* RECORDS FOR THE EXERCISE
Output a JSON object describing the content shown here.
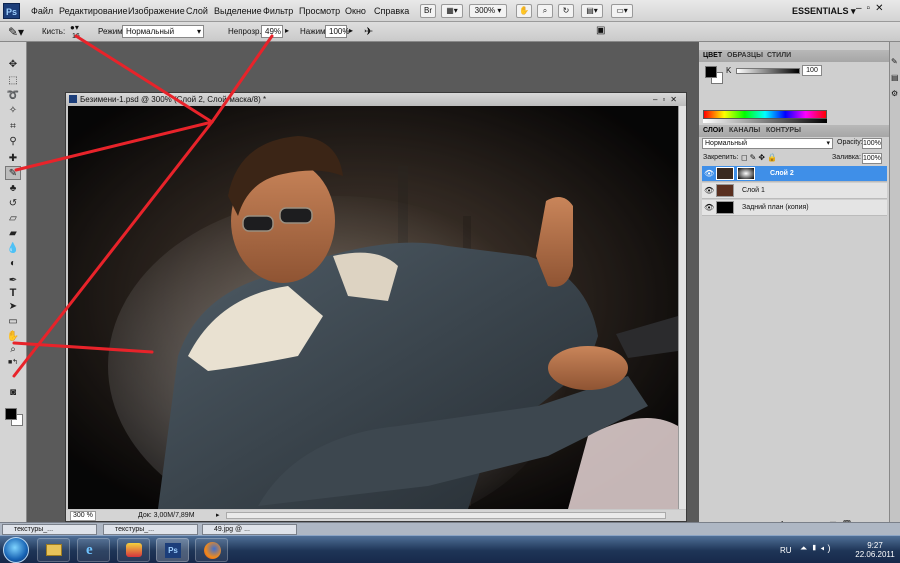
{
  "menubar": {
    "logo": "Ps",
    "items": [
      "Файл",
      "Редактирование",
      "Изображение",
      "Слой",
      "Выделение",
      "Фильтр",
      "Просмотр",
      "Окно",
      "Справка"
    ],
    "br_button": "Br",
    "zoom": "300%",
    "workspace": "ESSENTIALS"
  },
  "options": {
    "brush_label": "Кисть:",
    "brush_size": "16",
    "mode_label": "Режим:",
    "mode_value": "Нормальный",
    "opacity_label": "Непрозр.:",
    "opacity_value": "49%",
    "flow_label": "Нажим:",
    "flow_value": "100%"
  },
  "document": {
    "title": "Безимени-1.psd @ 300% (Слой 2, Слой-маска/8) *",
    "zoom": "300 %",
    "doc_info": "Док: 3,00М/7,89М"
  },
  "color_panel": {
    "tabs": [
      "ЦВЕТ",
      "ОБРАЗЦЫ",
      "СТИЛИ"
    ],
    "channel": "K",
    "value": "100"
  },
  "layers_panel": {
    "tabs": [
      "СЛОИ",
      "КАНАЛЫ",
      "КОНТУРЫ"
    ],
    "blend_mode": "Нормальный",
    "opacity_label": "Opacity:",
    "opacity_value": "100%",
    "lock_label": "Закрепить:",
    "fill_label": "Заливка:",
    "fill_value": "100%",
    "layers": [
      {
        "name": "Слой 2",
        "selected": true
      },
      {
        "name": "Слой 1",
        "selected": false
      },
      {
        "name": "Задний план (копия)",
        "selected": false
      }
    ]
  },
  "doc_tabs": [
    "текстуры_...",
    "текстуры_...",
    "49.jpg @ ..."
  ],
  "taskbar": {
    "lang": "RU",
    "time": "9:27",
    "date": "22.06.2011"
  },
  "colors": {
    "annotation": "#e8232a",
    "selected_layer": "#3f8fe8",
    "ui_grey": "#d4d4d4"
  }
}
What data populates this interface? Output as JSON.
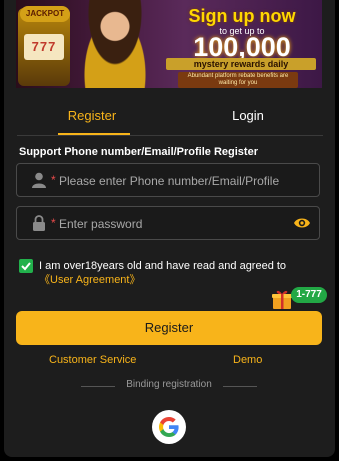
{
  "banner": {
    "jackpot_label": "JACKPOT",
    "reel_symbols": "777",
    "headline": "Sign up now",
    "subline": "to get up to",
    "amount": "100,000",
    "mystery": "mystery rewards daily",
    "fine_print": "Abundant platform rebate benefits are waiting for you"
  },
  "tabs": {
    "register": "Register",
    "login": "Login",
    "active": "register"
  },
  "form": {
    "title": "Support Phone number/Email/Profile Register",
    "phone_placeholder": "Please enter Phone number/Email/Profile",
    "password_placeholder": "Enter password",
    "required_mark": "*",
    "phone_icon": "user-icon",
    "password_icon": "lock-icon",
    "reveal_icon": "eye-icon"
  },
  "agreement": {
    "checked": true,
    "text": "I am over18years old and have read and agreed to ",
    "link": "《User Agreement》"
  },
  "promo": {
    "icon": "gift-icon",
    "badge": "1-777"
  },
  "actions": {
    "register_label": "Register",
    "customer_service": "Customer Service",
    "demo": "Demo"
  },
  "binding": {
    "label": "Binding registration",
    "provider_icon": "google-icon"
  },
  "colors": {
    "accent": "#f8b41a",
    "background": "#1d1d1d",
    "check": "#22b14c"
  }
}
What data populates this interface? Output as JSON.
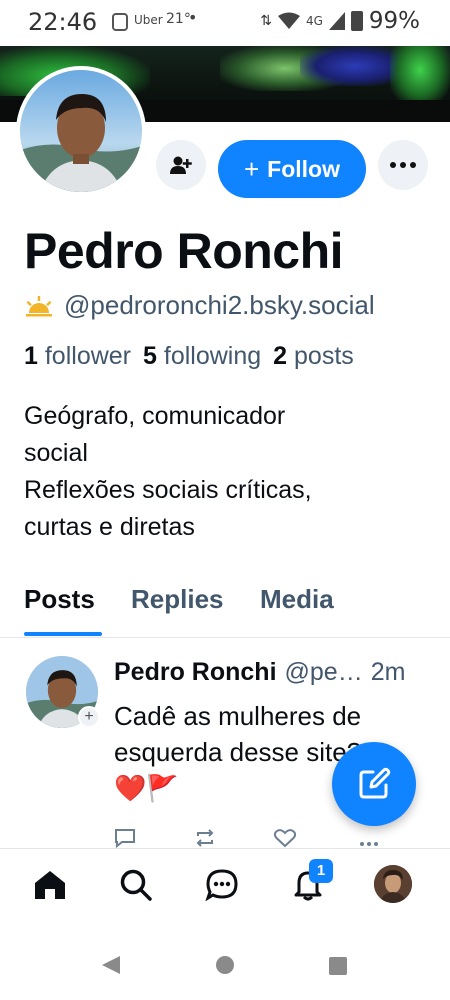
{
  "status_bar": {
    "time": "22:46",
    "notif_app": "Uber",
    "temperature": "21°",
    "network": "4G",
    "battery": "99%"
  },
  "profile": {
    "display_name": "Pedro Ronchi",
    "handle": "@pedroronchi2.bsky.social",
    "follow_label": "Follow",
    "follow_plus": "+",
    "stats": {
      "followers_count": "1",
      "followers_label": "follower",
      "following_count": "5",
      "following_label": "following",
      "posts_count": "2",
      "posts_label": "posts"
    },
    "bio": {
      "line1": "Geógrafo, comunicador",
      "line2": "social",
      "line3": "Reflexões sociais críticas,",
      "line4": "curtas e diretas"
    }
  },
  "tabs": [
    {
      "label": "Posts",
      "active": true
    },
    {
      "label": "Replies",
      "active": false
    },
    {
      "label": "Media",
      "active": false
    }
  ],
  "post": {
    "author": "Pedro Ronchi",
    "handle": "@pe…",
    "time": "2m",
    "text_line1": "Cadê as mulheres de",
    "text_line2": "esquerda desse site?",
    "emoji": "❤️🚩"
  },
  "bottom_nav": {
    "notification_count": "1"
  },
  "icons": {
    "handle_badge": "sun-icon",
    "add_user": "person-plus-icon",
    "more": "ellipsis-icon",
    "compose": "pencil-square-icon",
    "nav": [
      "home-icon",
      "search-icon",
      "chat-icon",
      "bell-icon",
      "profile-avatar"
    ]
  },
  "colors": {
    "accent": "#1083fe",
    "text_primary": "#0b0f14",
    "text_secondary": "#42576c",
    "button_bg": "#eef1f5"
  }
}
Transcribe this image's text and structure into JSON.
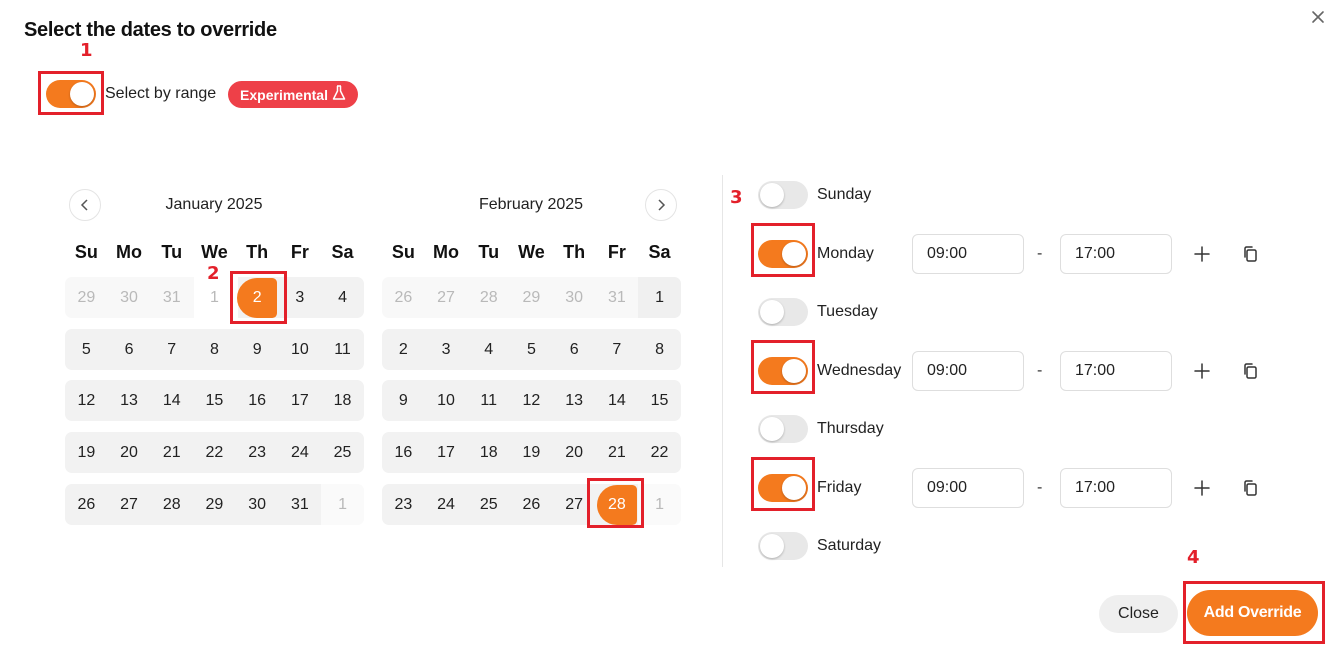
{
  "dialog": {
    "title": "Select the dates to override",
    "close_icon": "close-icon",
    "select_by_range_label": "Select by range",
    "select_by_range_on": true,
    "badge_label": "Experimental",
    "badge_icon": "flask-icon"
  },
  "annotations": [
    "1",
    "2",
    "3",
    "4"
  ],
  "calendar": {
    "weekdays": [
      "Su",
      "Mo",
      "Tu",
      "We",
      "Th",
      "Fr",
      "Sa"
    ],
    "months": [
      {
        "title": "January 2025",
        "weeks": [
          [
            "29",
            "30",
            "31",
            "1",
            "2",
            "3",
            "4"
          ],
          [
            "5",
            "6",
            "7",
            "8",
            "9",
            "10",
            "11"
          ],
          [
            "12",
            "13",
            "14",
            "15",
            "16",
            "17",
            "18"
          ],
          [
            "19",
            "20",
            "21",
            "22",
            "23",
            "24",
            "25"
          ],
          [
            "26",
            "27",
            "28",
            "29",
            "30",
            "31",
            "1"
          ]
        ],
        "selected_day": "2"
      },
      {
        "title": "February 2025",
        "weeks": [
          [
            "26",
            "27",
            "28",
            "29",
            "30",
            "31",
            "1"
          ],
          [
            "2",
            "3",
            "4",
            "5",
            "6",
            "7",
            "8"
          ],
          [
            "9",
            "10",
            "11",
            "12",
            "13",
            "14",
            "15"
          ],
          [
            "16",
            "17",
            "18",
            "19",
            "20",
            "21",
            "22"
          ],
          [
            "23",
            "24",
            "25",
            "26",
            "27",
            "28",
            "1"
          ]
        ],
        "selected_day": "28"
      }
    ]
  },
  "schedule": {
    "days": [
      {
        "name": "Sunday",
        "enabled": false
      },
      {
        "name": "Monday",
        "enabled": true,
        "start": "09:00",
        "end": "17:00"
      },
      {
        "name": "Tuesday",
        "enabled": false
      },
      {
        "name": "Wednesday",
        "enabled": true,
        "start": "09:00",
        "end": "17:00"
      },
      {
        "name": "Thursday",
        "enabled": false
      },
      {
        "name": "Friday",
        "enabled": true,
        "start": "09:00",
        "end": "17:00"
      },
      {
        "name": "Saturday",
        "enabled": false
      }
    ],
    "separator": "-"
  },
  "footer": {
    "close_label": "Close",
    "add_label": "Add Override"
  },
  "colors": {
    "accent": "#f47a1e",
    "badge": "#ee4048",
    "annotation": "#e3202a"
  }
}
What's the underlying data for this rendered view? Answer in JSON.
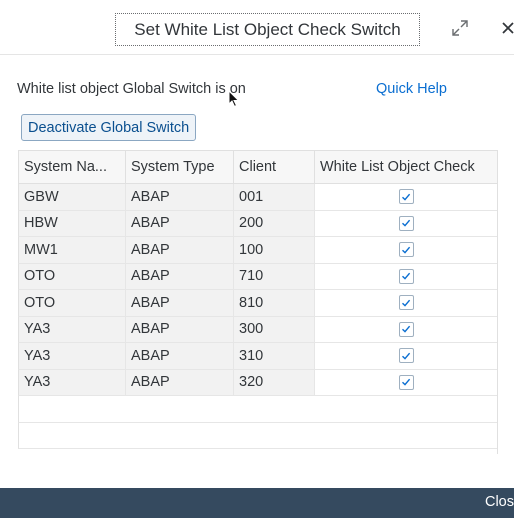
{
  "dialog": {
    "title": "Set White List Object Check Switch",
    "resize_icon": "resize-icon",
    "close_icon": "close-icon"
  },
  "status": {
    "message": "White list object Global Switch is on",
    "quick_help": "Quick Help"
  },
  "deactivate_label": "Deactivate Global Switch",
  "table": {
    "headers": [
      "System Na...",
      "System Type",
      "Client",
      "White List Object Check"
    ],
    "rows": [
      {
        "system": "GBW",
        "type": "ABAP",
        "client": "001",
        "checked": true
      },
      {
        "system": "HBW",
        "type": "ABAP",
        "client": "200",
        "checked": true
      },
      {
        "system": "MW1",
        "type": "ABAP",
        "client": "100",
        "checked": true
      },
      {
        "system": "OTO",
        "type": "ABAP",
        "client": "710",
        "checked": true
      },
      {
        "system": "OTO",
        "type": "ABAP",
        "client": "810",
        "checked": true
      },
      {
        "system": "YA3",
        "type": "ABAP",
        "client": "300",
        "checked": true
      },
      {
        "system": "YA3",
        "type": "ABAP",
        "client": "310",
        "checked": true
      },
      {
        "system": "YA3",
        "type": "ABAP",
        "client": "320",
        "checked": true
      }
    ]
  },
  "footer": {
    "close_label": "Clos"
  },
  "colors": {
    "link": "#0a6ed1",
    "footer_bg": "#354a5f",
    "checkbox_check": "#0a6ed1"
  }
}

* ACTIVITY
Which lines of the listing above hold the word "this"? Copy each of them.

* ANSWER BOX
What data populates this interface? Output as JSON.
What data populates this interface? Output as JSON.
Transcribe this image's text and structure into JSON.
What's the underlying data for this rendered view? Answer in JSON.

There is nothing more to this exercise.